▶ **ASSIGNED TASK**
Nothing but the lines below from the one that contains "Transcribe this image's" through the one that contains "What's the underlying" should be retyped, exactly and including both ends. Do not include pictures.

▶ **EXTRACTED MATERIAL**

════════════════════

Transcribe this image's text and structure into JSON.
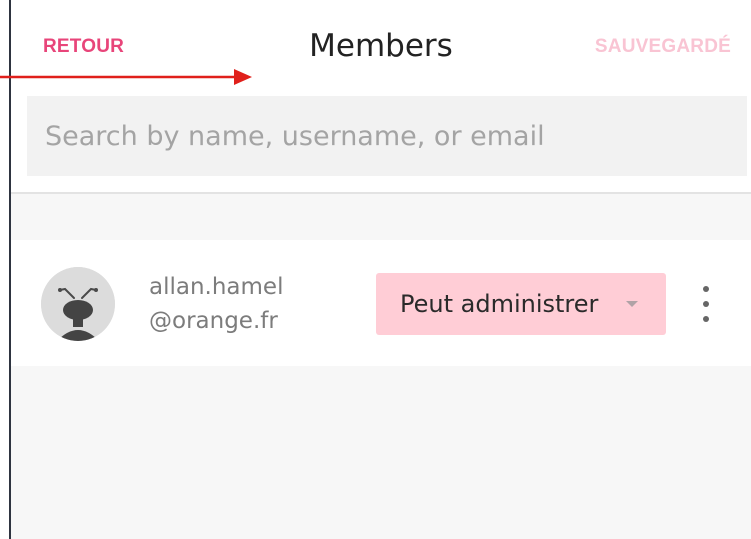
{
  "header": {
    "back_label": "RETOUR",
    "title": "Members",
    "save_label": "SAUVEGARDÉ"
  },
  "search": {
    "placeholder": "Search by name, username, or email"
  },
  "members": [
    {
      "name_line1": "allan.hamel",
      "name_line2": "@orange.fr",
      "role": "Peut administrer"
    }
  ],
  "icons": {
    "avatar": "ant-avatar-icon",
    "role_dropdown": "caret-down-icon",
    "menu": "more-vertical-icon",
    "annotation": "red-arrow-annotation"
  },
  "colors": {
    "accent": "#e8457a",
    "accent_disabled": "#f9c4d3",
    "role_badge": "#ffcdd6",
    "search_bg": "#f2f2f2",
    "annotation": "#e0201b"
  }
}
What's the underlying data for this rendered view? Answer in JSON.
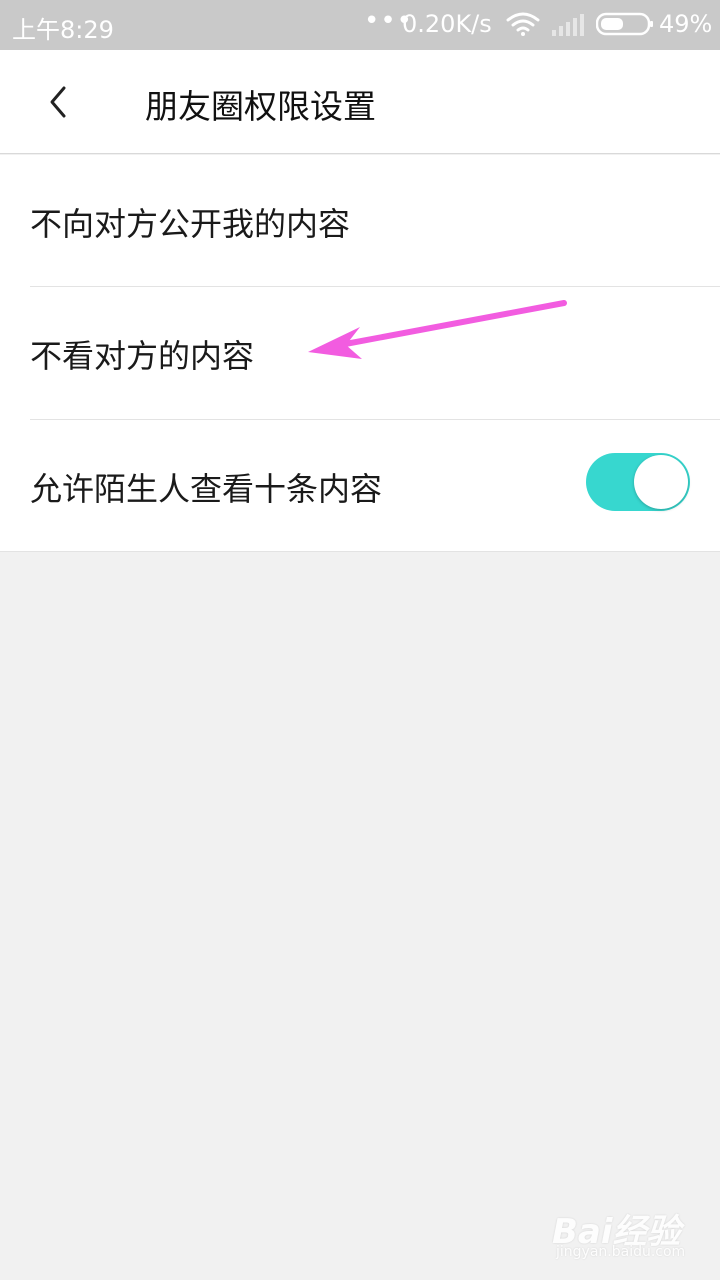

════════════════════

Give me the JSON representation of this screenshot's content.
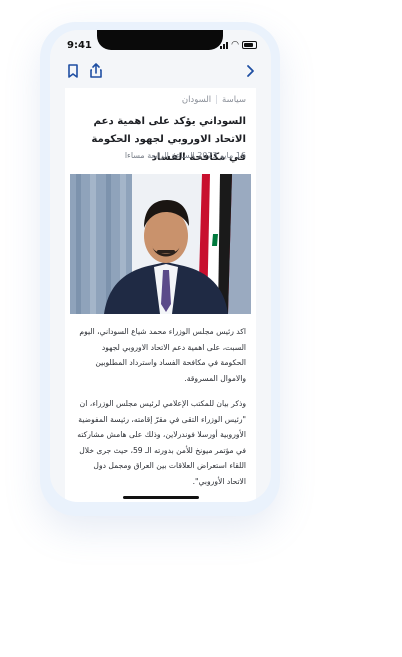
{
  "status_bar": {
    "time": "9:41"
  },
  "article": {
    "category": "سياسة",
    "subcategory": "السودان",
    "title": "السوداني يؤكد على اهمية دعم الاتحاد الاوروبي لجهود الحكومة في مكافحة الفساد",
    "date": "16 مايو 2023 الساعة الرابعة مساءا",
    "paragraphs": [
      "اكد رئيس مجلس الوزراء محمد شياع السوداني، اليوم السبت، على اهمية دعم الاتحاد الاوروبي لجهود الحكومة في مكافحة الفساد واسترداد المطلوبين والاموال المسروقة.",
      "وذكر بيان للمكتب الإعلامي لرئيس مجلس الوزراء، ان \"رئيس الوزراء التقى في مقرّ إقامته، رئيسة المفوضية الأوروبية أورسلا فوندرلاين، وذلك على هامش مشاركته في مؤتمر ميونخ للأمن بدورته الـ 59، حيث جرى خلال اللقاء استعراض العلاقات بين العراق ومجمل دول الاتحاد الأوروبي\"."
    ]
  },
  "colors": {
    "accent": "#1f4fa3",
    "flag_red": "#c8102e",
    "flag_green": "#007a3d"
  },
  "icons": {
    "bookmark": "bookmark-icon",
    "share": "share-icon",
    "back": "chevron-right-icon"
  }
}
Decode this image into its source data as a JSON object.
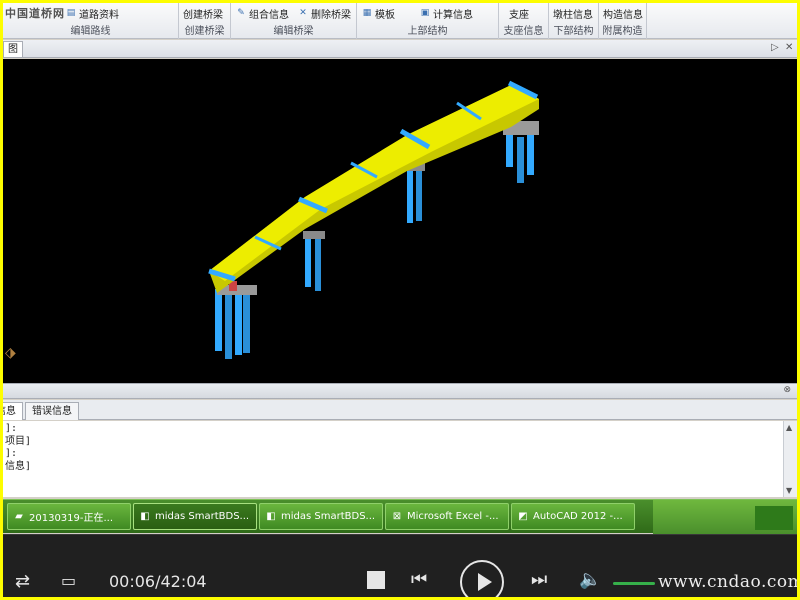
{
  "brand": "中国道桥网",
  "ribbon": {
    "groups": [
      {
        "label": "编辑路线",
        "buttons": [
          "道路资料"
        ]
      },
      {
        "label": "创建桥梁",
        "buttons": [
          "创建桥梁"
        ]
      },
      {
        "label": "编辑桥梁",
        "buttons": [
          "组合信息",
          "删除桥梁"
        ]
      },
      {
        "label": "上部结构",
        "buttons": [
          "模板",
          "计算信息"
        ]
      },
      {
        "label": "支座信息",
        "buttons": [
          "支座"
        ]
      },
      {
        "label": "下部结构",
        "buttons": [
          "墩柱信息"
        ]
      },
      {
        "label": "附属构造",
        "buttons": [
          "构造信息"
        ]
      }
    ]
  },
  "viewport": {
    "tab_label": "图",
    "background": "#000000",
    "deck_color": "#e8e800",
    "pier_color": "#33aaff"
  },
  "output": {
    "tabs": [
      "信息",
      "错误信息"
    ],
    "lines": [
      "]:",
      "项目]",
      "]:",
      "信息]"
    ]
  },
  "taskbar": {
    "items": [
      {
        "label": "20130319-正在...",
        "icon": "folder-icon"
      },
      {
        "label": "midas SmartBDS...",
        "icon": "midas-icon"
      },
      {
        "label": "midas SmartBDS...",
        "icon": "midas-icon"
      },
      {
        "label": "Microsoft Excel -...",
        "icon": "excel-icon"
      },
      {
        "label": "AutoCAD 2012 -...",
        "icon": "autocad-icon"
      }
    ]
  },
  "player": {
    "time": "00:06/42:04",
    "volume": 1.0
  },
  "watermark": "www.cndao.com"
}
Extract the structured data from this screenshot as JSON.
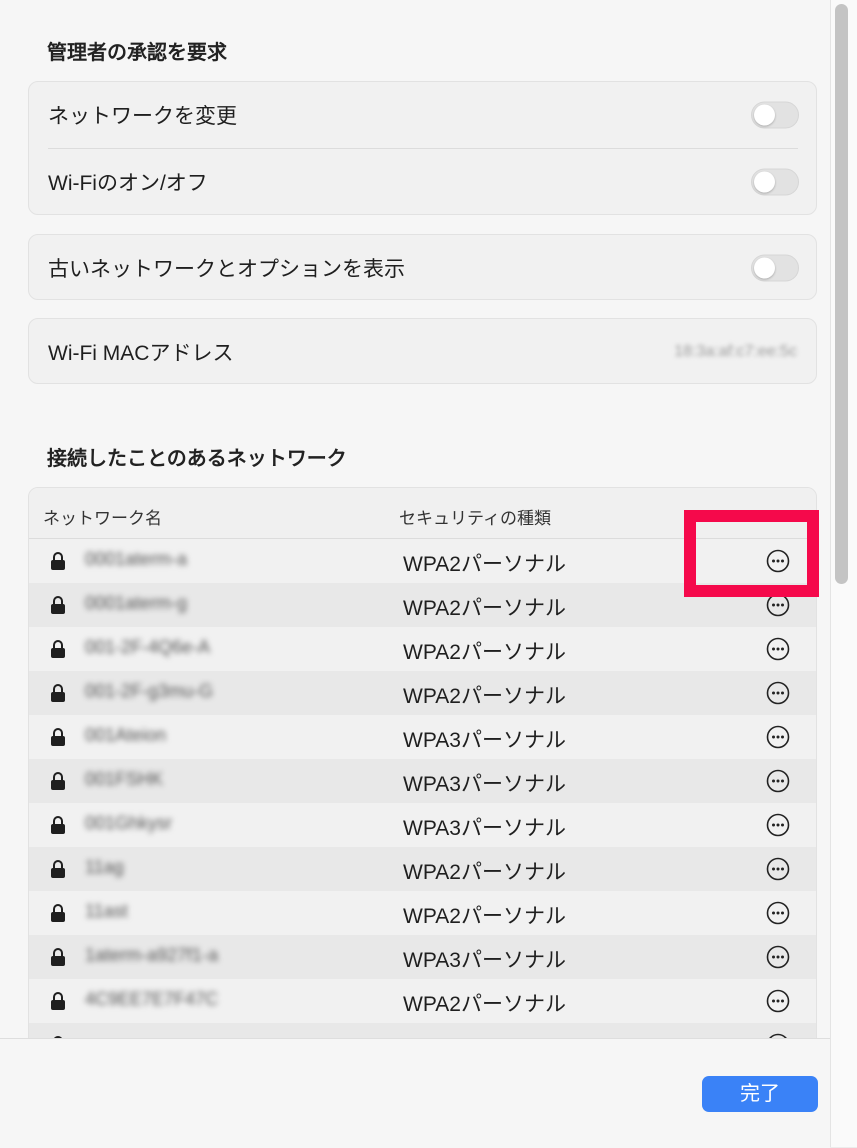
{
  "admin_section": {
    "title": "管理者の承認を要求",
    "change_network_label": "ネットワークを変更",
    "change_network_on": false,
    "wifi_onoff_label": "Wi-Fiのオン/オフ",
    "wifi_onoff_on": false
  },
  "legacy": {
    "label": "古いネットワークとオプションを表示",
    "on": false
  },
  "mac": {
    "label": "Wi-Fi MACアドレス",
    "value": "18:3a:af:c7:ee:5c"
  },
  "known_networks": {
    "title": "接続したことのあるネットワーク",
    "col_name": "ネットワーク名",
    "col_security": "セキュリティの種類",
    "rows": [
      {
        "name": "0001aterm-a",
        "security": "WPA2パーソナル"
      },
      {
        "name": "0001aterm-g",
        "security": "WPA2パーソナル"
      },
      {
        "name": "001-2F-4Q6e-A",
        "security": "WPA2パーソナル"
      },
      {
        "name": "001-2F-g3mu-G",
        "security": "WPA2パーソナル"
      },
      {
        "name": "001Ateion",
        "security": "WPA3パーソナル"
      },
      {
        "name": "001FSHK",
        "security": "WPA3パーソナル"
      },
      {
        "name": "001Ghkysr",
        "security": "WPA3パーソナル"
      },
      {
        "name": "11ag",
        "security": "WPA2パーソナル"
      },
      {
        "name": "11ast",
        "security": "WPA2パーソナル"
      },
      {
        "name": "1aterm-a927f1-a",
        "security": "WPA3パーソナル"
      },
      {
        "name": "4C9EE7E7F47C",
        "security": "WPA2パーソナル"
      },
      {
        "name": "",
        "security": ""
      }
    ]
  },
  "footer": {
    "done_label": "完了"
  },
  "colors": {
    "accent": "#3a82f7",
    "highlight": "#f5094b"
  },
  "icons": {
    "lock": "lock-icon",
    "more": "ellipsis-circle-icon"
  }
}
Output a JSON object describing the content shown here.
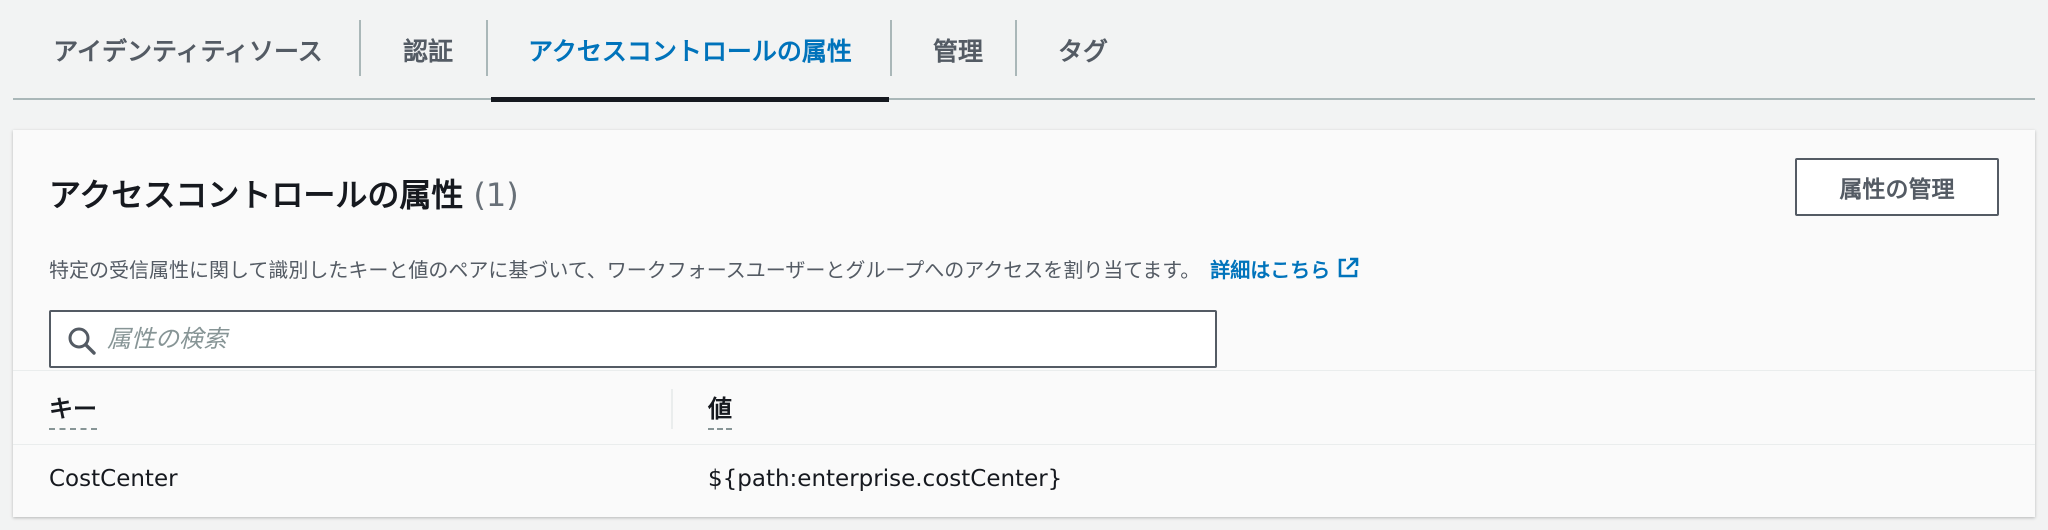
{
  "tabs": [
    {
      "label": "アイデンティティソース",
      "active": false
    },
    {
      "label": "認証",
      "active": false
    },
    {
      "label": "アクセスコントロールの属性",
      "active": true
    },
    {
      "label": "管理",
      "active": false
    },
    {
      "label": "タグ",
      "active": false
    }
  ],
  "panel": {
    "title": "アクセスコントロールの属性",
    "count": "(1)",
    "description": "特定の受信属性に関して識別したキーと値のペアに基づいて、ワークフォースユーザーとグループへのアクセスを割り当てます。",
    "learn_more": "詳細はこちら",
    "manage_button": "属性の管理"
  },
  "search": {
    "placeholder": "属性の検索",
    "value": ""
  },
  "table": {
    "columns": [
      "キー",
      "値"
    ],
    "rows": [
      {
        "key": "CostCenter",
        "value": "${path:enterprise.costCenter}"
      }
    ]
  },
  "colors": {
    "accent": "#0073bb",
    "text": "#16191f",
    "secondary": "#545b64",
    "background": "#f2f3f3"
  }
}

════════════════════

▶ **EXERCISE RESPONSE**
Transcribe this image's text and structure into JSON.
{
  "header": {
    "back_label": "RETOUR",
    "title": "Members",
    "save_label": "SAUVEGARDÉ"
  },
  "search": {
    "placeholder": "Search by name, username, or email"
  },
  "members": [
    {
      "name_line1": "allan.hamel",
      "name_line2": "@orange.fr",
      "role": "Peut administrer"
    }
  ],
  "icons": {
    "avatar": "ant-avatar-icon",
    "role_dropdown": "caret-down-icon",
    "menu": "more-vertical-icon",
    "annotation": "red-arrow-annotation"
  },
  "colors": {
    "accent": "#e8457a",
    "accent_disabled": "#f9c4d3",
    "role_badge": "#ffcdd6",
    "search_bg": "#f2f2f2",
    "annotation": "#e0201b"
  }
}
What's the underlying data for this rendered view? Answer in JSON.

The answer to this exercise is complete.